Why Being a "Perma-Bear" Doesn't Pay Off

Everywhere I went, the bears had me surrounded...

Last summer, I attended the Sprott Natural Resource Symposium in Vancouver, Canada. The conference was flush with knowledge on the mining and resource exploration business...

I planned to spend my time the way I usually do... notebook in hand, asking people about opportunities and dangers in the markets, and where they see individual sectors headed.

But subscribers turned the tables on me.

Many subscribers and Alliance members (our highest level of subscribership) discovered me and surrounded me daily with worried questions:

  • "Doc, what's going to happen to the dollar?"
  • "Doc, when the stock market collapses in October, what should we do?"
  • "Doc, have you seen the dangerous 'death cross' in the charts on the Nasdaq?"
  • "Doc, have you seen that the advance-decline line is rolling over? Should I sell everything?"

A year later, the questions have changed somewhat, but people are still worried.

Everyone in Vancouver wanted to know if it was time to sell. On the other hand... I was at the conference to figure out what to buy. And that's still the case today.

Yes, the current bull market has been going on a long time.

We've now enjoyed a bull market lasting a remarkable 87 months. The average bull market since the 1950s has lasted 51 months.


With the current bull market at seven-plus years, some young Wall Street traders have never seen a serious market decline.

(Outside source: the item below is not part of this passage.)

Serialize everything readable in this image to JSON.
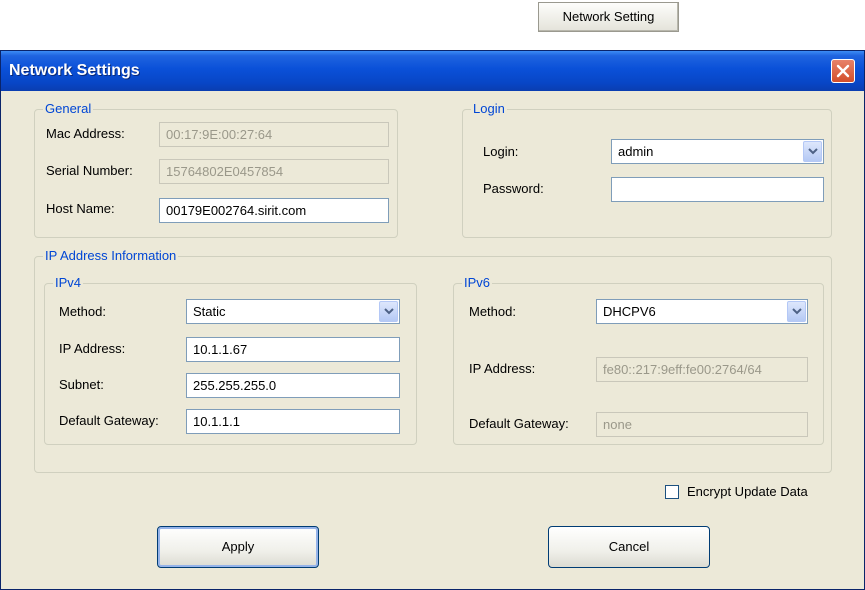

Does that mean the bull has to end soon? Do bull markets die of old age?

No. People feel that after a certain amount of time we're "due" for a bear market or a recession, but it just doesn't work that way.

Yes, a big market collapse could be days away. And concerns about U.S. debt, the potential for inflation, and the value of the dollar are valid.

But ultimately, most people fixated on these worries are driven by the fear center in their brains. They're still scarred by the last market dip. So their brains search for any reason to do... something. Action releases dopamine, a brain chemical that soothes anxiety.

The drive for comfort is so strong that people will even grasp at signs that something bad is happening, just so they can join the herd and move along with it.

The problem is that being this kind of "perma-bear" leaves you out of the market.

According to recent work by investment bank JPMorgan, investors buying and holding stocks from 1995 through 2014 achieved 9.85% annualized returns. But if an investor had missed just the 10 best "up" days, his returns collapsed to 6.1%.

Clearly, being a "perma-bull" has paid off well.

So while some investors are wondering when to sell, I'm still looking for great opportunities to buy.

That's why, from July 26 through July 29, I'll be back in Vancouver for the Natural Resource Symposium.

This event is one of the best resource-focused conferences of the year. Attendees will include Rick Rule of Sprott U.S. Holdings, Bob Quartermain of Pretium Resources, Robert Friedland of Ivanhoe Mines, and many more.

You'll also have the chance to meet some of my colleagues from Stansberry Research like Dan Ferris, editor of Extreme Value, and Matt Badiali, editor of the Stansberry Resource Report.

Click here to learn more about how you can secure your place at this must-see event.